- a + singular noun beginning with a consonant: a boy; a car; a bike; a zoo; a dog
- an + singular noun beginning with a vowel: an elephant; an egg; an apple; an idiot; an orphan
- a + singular noun beginning with a consonant sound: a user (sounds like 'yoo-zer,' i.e. begins with a consonant 'y' sound, so 'a' is used); a university; a unicycle
- an + nouns starting with silent "h": an hour
- a + nouns starting with a pronounced "h": a horse
In some cases where "h" is pronounced, such as "historical," you can use an. However, a is more commonly used and preferred.A historical event is worth recording.
Remember that these rules also apply when you use acronyms:
Another case where this rule applies is when acronyms start with consonant letters but have vowel sounds:
If the noun is modified by an adjective, the choice between a and an depends on the initial sound of the adjective that immediately follows the article:
- a broken egg
- an unusual problem
- a European country (sounds like 'yer-o-pi-an,' i.e. begins with consonant 'y' sound)
Remember, too, that in English, the indefinite articles are used to indicate membership in a group:
- I am a teacher. (I am a member of a large group known as teachers.)
- Brian is an Irishman. (Brian is a member of the people known as Irish.)
- Seiko is a practicing Buddhist. (Seiko is a member of the group of people known as Buddhists.)
Definite Article: the
The definite article is used before singular and plural nouns when the noun is specific or particular.

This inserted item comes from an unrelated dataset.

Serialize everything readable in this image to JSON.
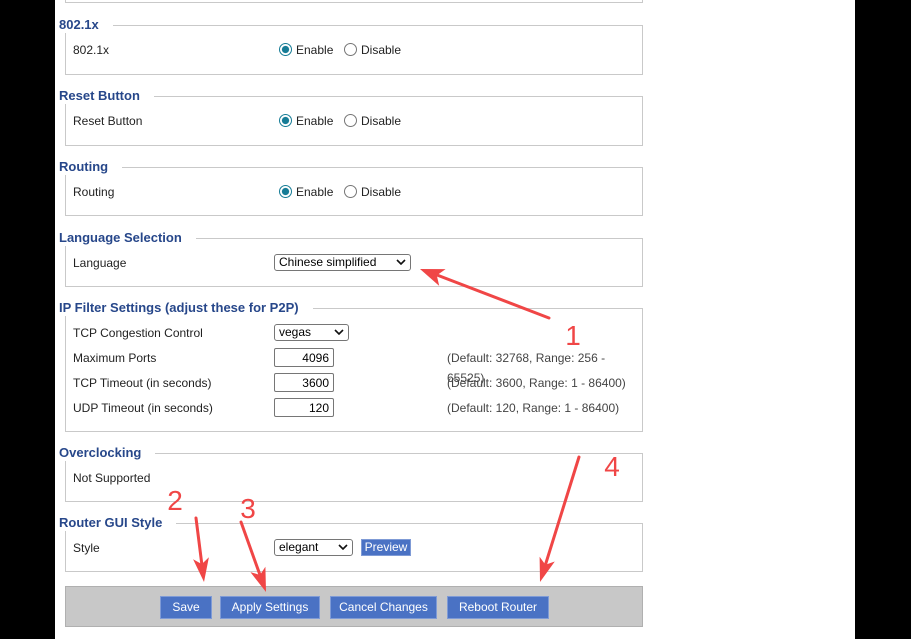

The signals that the noun is definite, that it refers to a particular member of a group. For example:
"The dog that bit me ran away." Here, we're talking about a specific dog, the dog that bit me.
"I was happy to see the policeman who saved my cat!" Here, we're talking about a particular policeman. Even if we don't know the policeman's name, it's still a particular policeman because it is the one who saved the cat.
"I saw the elephant at the zoo." Here, we're talking about a specific noun. Probably there is only one elephant at the zoo.
Count and Noncount Nouns
The can be used with noncount nouns, or the article can be omitted entirely.
- "I love to sail over the water" (some specific body of water) or "I love to sail over water" (any water).
- "He spilled the milk all over the floor" (some specific milk, perhaps the milk you bought earlier that day) or "He spilled milk all over the floor" (any milk).
"A/an" can be used only with count nouns.
- "I need a bottle of water."
- "I need a new glass of milk."
Most of the time, you can't say, "She wants a water," unless you're implying, say, a bottle of water.
Geographical use of the
There are some specific rules for using the with geographical nouns.
Do not use the before:
- names of most countries/territories: Italy, Mexico, Bolivia; however, the Netherlands, the Dominican Republic, the Philippines, the United States
- names of cities, towns, or states: Seoul, Manitoba, Miami
- names of streets: Washington Blvd., Main St.
- names of lakes and bays: Lake Titicaca, Lake Erie except with a group of lakes like the Great Lakes
- names of mountains: Mount Everest, Mount Fuji except with ranges of mountains like the Andes or the Rockies or unusual names like the Matterhorn
- names of continents (Asia, Europe)
- names of islands (Easter Island, Maui, Key West) except with island chains like the Aleutians, the Hebrides, or the Canary Islands
Do use the before:
- names of rivers, oceans and seas: the Nile, the Pacific
- points on the globe: the Equator, the North Pole
- geographical areas: the Middle East, the West
- deserts, forests, gulfs, and peninsulas: the Sahara, the Persian Gulf, the Black Forest, the Iberian Peninsula
Omission of Articles
Some common types of nouns that don't take an article are:
- Names of languages and nationalities: Chinese, English, Spanish, Russian (unless you are referring to the population of the nation: "The Spanish are known for their warm hospitality.")
- Names of sports: volleyball, hockey, baseball
- Names of academic subjects: mathematics, biology, history, computer science